“I think for proms that happen into May, and certainly graduations in June or whenever they’re looking at, I certainly envision that those will look pretty close to normal,” Walz said. “We’ll probably have folks gathered. There may be a little distancing with masks but it will certainly be larger crowds than we’ve seen.”

Walz has been under pressure to reduce COVID-19-related curbs on bars, restaurants and other public gathering places given that the state’s pandemic conditions have improved significantly over the past month and vaccinations are accelerating.

With baseball season near, the Minnesota Twins were seeking guidance on allowable crowd sizes at Target Field. The governor recently said that big events such as June weddings and the Minnesota State Fair were within reach given the pandemic metrics and the pace of vaccination.

Walz mentioned that the Twins need about a 30-day notice to prepare ticket sales for next month’s home opener, which is set for April 8 against the Seattle Mariners.

The governor said that he’s still on the watch for COVID-19 variants that could push up caseloads. The Minnesota Department of Health on Thursday afternoon confirmed the first case of the worrisome so-called South Africa variant in Minnesota.

Inoculation optimism

Walz’s move comes as state officials remain confident they’re on a path to offering a shot to every Minnesota adult starting in late April.
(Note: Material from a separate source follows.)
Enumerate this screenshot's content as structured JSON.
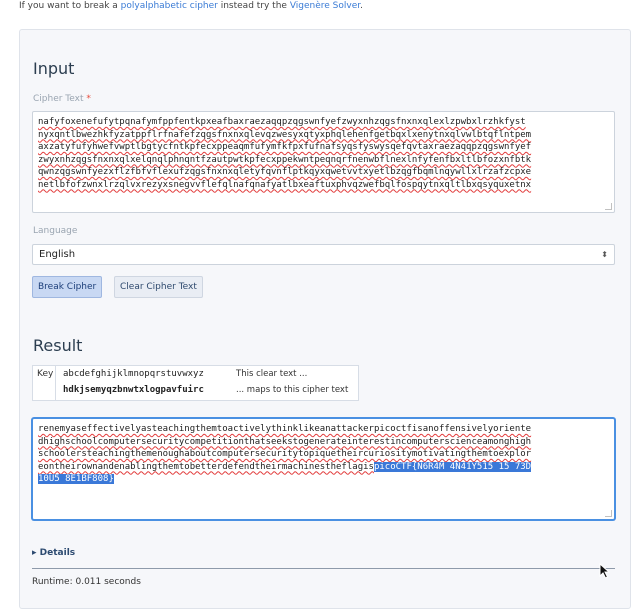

The Health Department on Thursday reported more than 48,000 new vaccinations, significantly higher than the prior Thursday. The seven-day trend is running at more than 42,000 shots daily, the highest since vaccinations began in late December.